It's amazing what you can do when you just think about it logically. Over the last few months we have been trying to organise the shoot for the new Subject Seven video for the track 'Search The Dark' (Due for release this Halloween). From moment one I knew it was going to be tricky, The song had always been a bit different from what we had done before and the video should follow suit.
Early on I had come up with the basic concept for the video whilst listening to the rough demo's in Autumn last year, it was always a matter of finding the right location to sell the concept and that where things became unstuck.
Finding a run down old apartment that hasn't been condemned and has a feature window is not easy, and in a small town like preston, it's close to impossible. Anything I did find was unsuitable for various reasons, The view, Space, People living in it, Asbestos, Giant Rat-Men plotting to over-through man kind.
In the end what I realized when we were at the studio one day is that we had the perfect windows in the open plan space up there but the space around it was basically a warehouse. Making it unsuitable. Then I had a thought, "What if we built the room?". The concept was simple, what if we made the rest of the room to match the preexisting window? Sound's expensive though right? Well actually no.
See Sam (Our guitarist) works in a wood yard as a day job and so it was easy for us to get hold of enough materials and props to build two walls either side of the feature window, and before we knew it we started to have the shape of a room.
From there it was a matter of wall papering the walls with some basic textured wallpaper (3 rolls for £10) and then finished off with some skirting board (£2) and what we essentially had done is built a smaller room in a warehouse for the grand total of £12.

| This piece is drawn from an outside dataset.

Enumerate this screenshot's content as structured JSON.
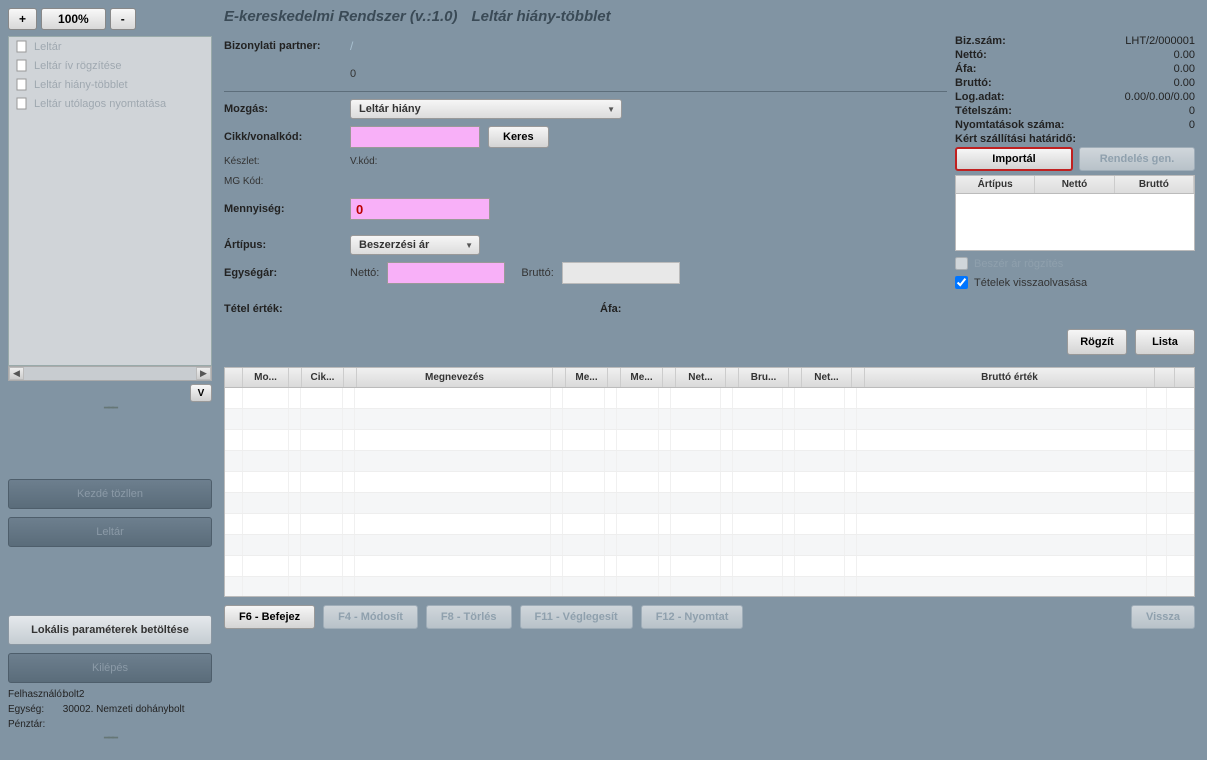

The set also needed a bunch of TV's that were to be used as monitors to show another image whilst the video was being shot. This came early on in the development when I was looking for a TV for my old flat and found that people were simply just giving them away. Not liking things to go to waste I started to think "What could I do with a bunch of TV's?". So I worked a kind of japanese Horror/Whitenoise element into the video and it all seemed to gel.

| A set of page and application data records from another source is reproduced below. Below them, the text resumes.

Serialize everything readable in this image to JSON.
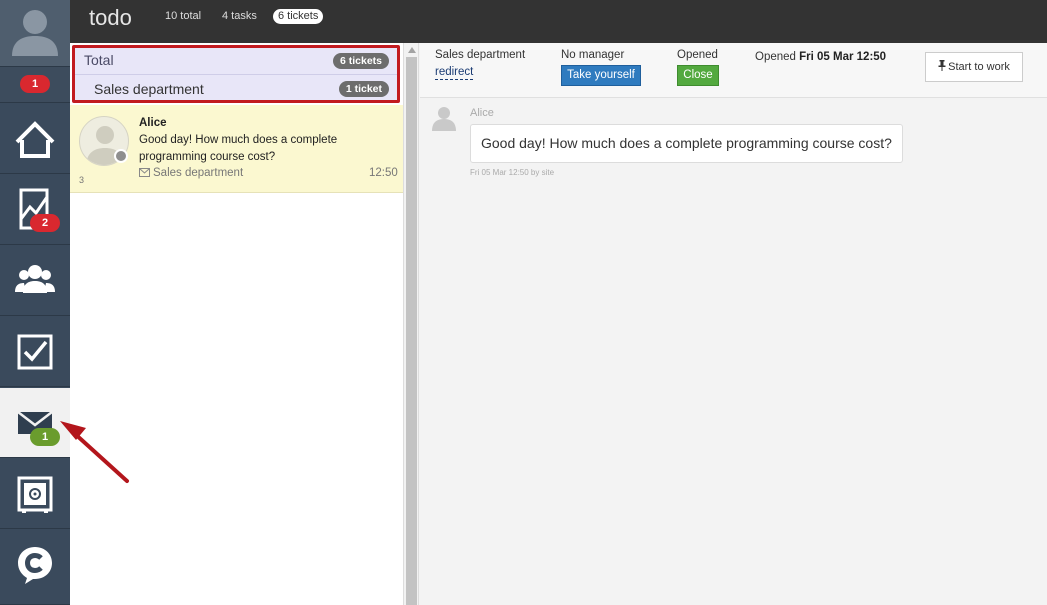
{
  "sidebar": {
    "user_badge": "1",
    "items": [
      {
        "name": "home",
        "icon": "home-icon",
        "badge": ""
      },
      {
        "name": "stats",
        "icon": "chart-icon",
        "badge": "2"
      },
      {
        "name": "clients",
        "icon": "users-icon",
        "badge": ""
      },
      {
        "name": "tasks",
        "icon": "checkbox-icon",
        "badge": ""
      },
      {
        "name": "tickets",
        "icon": "envelope-icon",
        "badge": "1"
      },
      {
        "name": "safe",
        "icon": "safe-icon",
        "badge": ""
      },
      {
        "name": "logo",
        "icon": "c-logo-icon",
        "badge": ""
      }
    ]
  },
  "topbar": {
    "title": "todo",
    "total": "10 total",
    "tasks": "4 tasks",
    "tickets": "6 tickets"
  },
  "groups": {
    "total_label": "Total",
    "total_count": "6 tickets",
    "sales_label": "Sales department",
    "sales_count": "1 ticket"
  },
  "ticket": {
    "name": "Alice",
    "message": "Good day! How much does a complete programming course cost?",
    "department": "Sales department",
    "time": "12:50",
    "number": "3"
  },
  "detail": {
    "department": "Sales department",
    "redirect": "redirect",
    "manager": "No manager",
    "take_button": "Take yourself",
    "status": "Opened",
    "close_button": "Close",
    "opened_prefix": "Opened",
    "opened_at": "Fri 05 Mar 12:50",
    "start_button": "Start to work"
  },
  "chat": {
    "author": "Alice",
    "message": "Good day! How much does a complete programming course cost?",
    "meta": "Fri 05 Mar 12:50 by site"
  },
  "colors": {
    "sidebar": "#3a4a5c",
    "highlight_border": "#c21a1f",
    "badge_red": "#d9282f",
    "badge_green": "#6a9c2d",
    "take_button": "#2f7bbf",
    "close_button": "#53a93f"
  }
}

From there it took us about 2 weeks to organize collecting about 20 TV's for the set simply based on distance travelled to get them. During this time we were also pasting walls and figuring out how the whole thing would stand up.
I suppose my point here is this. People think (I'm referring mainly to the low budget world), that building sets is beyond them or that it's expensive, But the trick is always to use pre-existing locations to turn them into what you need them to be. A little bit of thought about what you have access to can make all the difference.
I'll write a second part about the pre production shoot and how we did the stuff to go onto the TV's as well as revealing the reason of why our shoot ballooned to a grand total of £32 ;) But until then...